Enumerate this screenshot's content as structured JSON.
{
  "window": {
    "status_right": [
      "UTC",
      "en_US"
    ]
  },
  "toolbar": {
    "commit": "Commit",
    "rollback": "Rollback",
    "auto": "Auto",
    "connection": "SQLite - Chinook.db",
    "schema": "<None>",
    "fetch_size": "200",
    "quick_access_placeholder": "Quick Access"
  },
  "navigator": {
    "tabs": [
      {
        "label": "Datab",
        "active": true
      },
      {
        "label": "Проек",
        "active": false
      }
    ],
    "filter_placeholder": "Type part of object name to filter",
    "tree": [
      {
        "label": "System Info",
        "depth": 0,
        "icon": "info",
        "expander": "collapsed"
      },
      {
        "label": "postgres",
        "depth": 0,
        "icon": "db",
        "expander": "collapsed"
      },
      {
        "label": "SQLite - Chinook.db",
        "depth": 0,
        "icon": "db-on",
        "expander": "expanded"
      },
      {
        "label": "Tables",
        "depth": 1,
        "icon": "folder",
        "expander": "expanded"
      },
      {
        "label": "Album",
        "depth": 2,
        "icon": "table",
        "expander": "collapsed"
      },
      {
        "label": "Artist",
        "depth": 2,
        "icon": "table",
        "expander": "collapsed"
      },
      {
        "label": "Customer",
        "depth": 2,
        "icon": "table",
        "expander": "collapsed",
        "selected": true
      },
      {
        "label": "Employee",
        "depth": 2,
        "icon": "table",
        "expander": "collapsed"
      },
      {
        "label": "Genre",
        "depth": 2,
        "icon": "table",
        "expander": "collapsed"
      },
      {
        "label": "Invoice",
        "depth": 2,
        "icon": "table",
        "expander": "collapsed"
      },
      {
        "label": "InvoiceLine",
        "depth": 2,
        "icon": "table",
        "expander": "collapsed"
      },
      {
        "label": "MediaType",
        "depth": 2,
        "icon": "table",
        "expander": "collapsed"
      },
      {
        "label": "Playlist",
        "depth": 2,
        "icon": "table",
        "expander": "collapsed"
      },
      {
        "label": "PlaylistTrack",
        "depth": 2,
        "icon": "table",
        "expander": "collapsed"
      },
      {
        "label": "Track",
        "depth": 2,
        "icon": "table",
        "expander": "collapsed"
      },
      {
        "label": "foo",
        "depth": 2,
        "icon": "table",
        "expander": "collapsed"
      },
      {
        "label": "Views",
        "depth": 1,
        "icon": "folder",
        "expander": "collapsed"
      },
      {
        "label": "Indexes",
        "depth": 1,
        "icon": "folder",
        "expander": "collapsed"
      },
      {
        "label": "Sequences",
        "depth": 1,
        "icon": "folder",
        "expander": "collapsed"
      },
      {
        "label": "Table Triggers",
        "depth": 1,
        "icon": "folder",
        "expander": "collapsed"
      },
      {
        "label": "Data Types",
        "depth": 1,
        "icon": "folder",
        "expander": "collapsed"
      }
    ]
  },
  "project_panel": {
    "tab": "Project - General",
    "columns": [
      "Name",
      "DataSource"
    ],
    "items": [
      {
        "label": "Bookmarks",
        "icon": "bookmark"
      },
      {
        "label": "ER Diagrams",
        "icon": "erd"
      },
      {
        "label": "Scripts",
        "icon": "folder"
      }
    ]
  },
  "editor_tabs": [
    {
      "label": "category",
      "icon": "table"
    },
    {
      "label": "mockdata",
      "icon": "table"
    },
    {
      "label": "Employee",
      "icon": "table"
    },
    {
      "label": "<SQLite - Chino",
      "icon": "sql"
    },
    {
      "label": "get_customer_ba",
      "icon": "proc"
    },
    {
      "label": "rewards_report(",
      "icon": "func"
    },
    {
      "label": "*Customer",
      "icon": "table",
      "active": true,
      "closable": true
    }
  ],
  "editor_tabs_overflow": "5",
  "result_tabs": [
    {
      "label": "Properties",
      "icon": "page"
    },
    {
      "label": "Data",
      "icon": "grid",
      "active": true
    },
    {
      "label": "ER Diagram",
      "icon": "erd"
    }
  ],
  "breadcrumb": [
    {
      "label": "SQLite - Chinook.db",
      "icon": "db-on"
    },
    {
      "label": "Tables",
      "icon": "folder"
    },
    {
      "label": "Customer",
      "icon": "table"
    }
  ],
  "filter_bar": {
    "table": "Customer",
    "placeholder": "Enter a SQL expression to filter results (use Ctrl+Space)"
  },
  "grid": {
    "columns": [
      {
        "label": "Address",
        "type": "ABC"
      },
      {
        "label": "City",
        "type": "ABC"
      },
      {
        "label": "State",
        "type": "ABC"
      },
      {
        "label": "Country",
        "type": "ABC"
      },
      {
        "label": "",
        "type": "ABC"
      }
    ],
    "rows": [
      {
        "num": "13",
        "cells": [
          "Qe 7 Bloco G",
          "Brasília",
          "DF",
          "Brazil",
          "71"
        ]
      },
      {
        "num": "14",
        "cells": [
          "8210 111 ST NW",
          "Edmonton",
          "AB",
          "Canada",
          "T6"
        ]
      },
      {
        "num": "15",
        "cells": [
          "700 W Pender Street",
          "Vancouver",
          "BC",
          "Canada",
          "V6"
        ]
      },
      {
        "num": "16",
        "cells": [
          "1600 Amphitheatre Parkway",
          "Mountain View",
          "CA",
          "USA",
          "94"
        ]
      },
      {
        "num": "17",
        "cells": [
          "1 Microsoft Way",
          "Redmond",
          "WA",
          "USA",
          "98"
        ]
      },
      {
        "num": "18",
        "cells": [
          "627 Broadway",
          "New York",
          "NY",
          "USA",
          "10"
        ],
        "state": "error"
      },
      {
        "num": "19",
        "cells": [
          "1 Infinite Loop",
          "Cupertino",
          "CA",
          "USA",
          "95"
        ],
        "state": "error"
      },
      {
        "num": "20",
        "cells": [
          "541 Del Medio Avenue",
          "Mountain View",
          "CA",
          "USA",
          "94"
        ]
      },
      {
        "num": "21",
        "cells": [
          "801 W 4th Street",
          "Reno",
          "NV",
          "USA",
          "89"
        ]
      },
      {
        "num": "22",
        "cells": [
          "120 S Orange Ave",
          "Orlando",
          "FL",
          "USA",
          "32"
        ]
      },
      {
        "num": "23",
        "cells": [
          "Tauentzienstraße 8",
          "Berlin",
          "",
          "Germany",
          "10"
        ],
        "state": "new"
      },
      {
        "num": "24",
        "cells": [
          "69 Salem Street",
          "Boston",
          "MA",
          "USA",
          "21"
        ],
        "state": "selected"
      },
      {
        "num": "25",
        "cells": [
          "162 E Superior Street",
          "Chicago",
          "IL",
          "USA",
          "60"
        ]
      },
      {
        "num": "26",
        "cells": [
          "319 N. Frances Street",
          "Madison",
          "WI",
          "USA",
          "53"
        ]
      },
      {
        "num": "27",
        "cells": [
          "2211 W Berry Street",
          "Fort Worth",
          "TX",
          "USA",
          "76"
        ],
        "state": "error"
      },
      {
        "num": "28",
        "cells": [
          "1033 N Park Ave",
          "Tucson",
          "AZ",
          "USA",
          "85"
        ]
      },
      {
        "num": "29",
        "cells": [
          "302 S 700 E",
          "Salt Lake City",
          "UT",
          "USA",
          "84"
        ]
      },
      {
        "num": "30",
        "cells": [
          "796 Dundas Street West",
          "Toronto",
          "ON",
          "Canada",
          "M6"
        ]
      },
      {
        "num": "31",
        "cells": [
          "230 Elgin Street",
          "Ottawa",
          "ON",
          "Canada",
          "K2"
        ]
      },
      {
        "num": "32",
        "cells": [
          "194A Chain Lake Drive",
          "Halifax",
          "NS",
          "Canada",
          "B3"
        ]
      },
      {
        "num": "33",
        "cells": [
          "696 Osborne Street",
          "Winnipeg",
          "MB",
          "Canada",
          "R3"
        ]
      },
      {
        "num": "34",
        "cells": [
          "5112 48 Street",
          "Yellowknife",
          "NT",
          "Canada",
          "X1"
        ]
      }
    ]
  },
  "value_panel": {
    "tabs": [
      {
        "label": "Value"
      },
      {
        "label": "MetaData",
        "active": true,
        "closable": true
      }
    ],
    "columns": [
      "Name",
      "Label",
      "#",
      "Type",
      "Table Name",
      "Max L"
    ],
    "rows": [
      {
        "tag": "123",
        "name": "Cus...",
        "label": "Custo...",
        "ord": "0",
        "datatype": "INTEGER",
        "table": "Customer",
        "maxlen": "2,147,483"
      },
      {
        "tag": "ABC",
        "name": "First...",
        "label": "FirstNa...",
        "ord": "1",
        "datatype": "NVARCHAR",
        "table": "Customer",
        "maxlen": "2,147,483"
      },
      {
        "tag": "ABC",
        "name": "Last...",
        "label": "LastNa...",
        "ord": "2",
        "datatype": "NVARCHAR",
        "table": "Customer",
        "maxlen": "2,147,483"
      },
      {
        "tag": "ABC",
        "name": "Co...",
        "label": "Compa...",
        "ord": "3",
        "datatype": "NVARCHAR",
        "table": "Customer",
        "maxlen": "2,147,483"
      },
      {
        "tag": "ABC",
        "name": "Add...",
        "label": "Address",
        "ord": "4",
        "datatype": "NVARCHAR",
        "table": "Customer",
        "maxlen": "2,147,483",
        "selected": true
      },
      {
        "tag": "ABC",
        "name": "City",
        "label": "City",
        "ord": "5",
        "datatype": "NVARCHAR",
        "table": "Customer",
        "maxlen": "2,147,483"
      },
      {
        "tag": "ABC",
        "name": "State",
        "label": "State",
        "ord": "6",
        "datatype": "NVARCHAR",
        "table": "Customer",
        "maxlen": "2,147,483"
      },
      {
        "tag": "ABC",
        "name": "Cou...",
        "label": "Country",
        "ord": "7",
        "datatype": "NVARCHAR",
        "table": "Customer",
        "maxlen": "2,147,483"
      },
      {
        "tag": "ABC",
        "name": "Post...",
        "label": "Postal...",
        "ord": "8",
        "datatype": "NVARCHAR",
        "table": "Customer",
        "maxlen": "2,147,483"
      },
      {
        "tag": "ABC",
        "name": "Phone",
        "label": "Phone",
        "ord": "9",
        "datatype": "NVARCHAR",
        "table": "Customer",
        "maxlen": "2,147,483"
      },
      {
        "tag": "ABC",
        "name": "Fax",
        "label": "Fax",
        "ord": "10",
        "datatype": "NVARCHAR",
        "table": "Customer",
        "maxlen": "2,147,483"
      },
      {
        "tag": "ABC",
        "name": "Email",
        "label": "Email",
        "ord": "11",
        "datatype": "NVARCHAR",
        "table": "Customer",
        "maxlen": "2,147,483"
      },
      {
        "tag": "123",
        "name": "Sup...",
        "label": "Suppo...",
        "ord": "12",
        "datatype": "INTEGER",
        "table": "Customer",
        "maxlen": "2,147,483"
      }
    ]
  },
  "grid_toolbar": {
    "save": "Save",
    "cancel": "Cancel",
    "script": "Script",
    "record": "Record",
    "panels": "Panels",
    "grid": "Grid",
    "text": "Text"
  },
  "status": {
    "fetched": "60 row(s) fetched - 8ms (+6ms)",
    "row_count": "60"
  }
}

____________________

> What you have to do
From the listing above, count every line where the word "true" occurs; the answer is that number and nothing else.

> Your response
8